Excerpts from an interface dataset
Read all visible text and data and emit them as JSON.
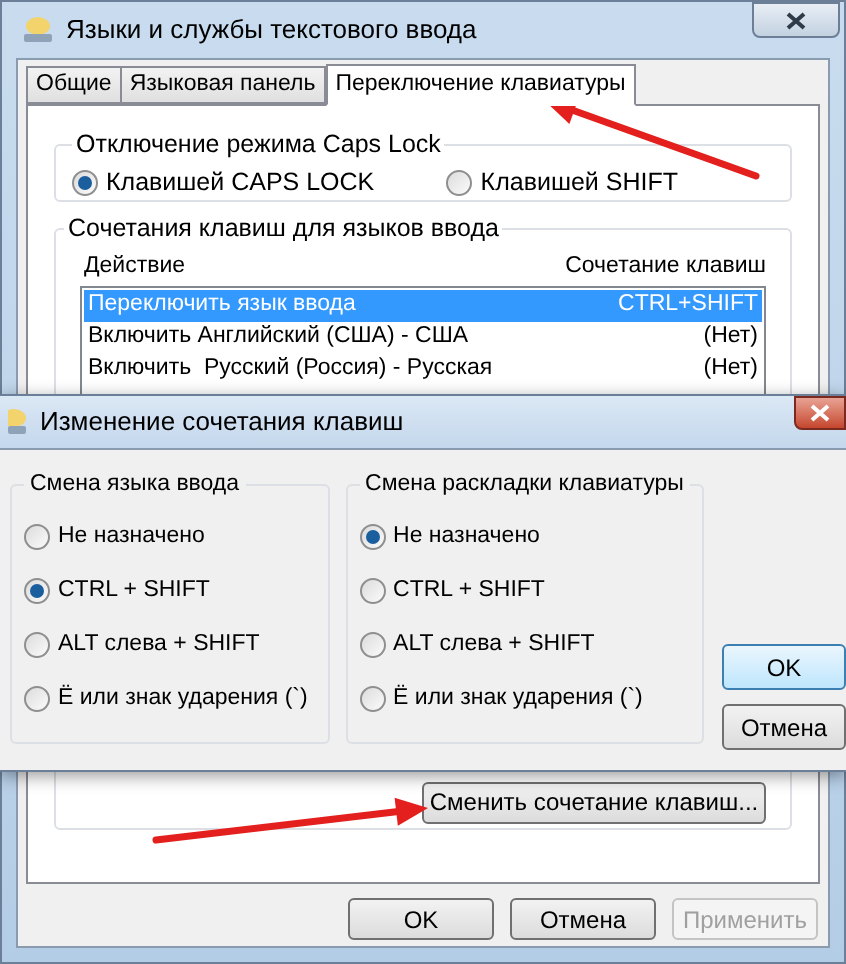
{
  "window": {
    "title": "Языки и службы текстового ввода"
  },
  "tabs": [
    {
      "label": "Общие",
      "selected": false
    },
    {
      "label": "Языковая панель",
      "selected": false
    },
    {
      "label": "Переключение клавиатуры",
      "selected": true
    }
  ],
  "caps_lock": {
    "title": "Отключение режима Caps Lock",
    "options": [
      {
        "label": "Клавишей CAPS LOCK",
        "selected": true
      },
      {
        "label": "Клавишей SHIFT",
        "selected": false
      }
    ]
  },
  "hotkeys": {
    "title": "Сочетания клавиш для языков ввода",
    "columns": [
      "Действие",
      "Сочетание клавиш"
    ],
    "rows": [
      {
        "action": "Переключить язык ввода",
        "keys": "CTRL+SHIFT",
        "selected": true
      },
      {
        "action": "Включить Английский (США) - США",
        "keys": "(Нет)",
        "selected": false
      },
      {
        "action": "Включить  Русский (Россия) - Русская",
        "keys": "(Нет)",
        "selected": false
      }
    ],
    "change_button": "Сменить сочетание клавиш..."
  },
  "buttons": [
    {
      "label": "OK",
      "disabled": false
    },
    {
      "label": "Отмена",
      "disabled": false
    },
    {
      "label": "Применить",
      "disabled": true
    }
  ],
  "dialog": {
    "title": "Изменение сочетания клавиш",
    "groups": [
      {
        "title": "Смена языка ввода",
        "options": [
          {
            "label": "Не назначено",
            "selected": false
          },
          {
            "label": "CTRL + SHIFT",
            "selected": true
          },
          {
            "label": "ALT слева + SHIFT",
            "selected": false
          },
          {
            "label": "Ё или знак ударения (`)",
            "selected": false
          }
        ]
      },
      {
        "title": "Смена раскладки клавиатуры",
        "options": [
          {
            "label": "Не назначено",
            "selected": true
          },
          {
            "label": "CTRL + SHIFT",
            "selected": false
          },
          {
            "label": "ALT слева + SHIFT",
            "selected": false
          },
          {
            "label": "Ё или знак ударения (`)",
            "selected": false
          }
        ]
      }
    ],
    "buttons": [
      {
        "label": "OK",
        "default": true
      },
      {
        "label": "Отмена",
        "default": false
      }
    ]
  }
}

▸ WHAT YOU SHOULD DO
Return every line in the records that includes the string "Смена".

▸ WRITTEN SOLUTION
        "title": "Смена языка ввода",
        "title": "Смена раскладки клавиатуры",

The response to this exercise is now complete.